Developers court the Court
by Peter Mac In the run-up to the 2000 Olympics, Sydney developers are being increasingly seen as able to ride rough-shod over the interests of others. Much of the current rash of development has been contested at local government level, but has been upheld on appeal to the NSW Land and Environment Court. The head of the NSW Local Government Association, Peter Woods, has seriously questioned the ability and right of the Court to make judgements based not on law but on the merits of the case as determined by a single judge or assessor. The Land and Environment Court deals with disputes arising from applications for development, and frequently plays a key role in determining the future of multi-million dollar construction projects. In recent years many of its decisions have attracted strong criticism from resident and conservation organisations for decisions favouring developers*. In the past the Local Government Association has also criticised the State Government for previous attempts to remove the proportional representation system of Local Government elections, to replace mayors with non-elected managers, and to peg local government rates while increasing State Government rates and taxes. Mayor of North Sydney Benia McCaffery last week described the Court as "so pro-development it's not funny". She pointed to a case where the Court had given a favourable decision despite the fact that the application failed to meet nine separate areas of council planning regulations. Councillor Woods also referred to a case where one Court assessor had criticised a Council for permitting an ugly waterfront development to proceed, only to be told that it had actually been rejected by the Council but approved on appeal by the Court. He noted: "It's appalling that you have one character sitting up there thinking they know an area better than nine or 12 elected representatives of the people.... "They are far less qualified to be making decisions on merit than councillors and their communities respectively." The NSW Attorney-General Jeff Shaw has been approached by the NSW Local Government Association to review the Court's processes, although the State Government has itself been criticised as having a pro-development stance.

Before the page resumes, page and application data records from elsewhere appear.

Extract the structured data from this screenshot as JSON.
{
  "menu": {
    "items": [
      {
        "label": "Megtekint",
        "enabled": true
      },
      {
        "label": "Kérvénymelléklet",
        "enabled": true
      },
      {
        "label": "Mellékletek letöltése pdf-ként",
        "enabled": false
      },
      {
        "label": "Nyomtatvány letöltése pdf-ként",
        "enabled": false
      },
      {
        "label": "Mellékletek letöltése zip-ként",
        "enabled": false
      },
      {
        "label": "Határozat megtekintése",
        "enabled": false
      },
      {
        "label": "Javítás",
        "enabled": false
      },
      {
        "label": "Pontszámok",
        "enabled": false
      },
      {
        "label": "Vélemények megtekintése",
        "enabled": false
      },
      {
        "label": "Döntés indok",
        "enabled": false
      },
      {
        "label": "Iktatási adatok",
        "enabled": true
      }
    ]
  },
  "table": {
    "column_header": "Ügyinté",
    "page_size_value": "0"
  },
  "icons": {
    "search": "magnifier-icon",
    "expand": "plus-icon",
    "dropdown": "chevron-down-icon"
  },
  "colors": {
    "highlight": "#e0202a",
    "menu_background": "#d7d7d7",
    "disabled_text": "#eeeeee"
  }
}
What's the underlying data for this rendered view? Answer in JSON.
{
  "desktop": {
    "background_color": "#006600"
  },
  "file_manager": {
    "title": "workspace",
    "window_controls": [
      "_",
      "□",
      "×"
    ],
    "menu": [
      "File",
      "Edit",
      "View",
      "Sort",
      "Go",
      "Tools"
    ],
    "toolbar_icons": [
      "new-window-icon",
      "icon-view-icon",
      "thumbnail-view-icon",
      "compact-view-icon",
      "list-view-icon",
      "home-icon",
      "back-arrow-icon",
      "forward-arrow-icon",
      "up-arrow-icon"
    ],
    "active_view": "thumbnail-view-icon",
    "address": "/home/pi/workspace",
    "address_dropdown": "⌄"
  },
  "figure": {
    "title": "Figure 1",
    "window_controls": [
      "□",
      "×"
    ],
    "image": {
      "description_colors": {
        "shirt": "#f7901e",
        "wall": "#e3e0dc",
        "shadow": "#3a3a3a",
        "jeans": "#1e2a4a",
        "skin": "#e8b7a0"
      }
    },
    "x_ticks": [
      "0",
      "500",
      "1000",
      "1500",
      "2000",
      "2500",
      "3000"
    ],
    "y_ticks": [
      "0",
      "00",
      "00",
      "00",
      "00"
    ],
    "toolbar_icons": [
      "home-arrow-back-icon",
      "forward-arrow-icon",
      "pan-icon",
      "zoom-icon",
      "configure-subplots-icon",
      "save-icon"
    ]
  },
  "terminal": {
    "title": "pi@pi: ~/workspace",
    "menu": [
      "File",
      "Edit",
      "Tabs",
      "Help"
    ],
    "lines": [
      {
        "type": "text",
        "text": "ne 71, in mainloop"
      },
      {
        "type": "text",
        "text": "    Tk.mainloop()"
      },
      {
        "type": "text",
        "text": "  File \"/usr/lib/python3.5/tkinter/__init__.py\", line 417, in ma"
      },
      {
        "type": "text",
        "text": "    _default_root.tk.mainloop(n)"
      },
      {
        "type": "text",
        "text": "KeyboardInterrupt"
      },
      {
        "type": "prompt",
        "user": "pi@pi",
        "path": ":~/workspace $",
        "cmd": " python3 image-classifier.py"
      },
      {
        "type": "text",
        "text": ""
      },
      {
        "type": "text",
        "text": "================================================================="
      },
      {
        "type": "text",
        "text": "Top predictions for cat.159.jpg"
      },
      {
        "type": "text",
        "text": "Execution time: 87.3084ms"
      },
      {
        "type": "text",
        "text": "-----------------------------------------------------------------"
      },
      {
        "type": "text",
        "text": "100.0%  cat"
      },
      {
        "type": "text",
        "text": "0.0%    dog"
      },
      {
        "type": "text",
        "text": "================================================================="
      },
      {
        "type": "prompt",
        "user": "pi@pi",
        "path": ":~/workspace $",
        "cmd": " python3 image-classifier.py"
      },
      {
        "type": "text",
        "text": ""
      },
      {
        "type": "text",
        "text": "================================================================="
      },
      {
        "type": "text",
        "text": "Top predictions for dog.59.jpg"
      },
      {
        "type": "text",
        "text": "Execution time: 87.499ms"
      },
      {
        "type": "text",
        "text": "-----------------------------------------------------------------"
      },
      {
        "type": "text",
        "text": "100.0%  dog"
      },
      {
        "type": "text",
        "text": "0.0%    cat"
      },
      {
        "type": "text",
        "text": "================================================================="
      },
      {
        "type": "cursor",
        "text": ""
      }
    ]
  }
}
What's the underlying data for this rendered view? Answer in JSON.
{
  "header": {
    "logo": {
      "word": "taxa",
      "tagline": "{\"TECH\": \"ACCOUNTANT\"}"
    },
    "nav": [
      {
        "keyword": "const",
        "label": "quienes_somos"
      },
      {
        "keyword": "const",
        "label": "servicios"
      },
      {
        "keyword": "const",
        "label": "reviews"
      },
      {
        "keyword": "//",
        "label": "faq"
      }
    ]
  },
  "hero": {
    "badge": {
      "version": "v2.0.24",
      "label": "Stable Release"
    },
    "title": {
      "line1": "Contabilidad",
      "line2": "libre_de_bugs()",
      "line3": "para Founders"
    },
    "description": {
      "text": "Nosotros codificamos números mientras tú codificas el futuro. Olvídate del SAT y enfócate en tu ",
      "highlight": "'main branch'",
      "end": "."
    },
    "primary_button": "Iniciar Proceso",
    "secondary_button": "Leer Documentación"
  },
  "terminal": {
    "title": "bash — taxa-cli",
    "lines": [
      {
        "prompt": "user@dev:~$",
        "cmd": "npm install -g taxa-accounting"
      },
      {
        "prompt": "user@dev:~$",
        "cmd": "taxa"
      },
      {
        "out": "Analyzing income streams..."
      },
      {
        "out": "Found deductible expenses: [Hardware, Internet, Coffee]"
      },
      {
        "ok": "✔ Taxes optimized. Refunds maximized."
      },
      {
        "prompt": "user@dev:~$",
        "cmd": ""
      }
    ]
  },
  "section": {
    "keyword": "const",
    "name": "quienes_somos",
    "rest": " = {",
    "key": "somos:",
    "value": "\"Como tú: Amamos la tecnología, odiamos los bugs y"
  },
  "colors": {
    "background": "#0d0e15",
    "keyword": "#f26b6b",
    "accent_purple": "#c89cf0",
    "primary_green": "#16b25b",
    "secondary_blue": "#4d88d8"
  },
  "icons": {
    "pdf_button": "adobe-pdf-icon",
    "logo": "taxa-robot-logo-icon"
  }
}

* * **See, for example, the article on the Manly Dam Catchment Area in last week's Guardian).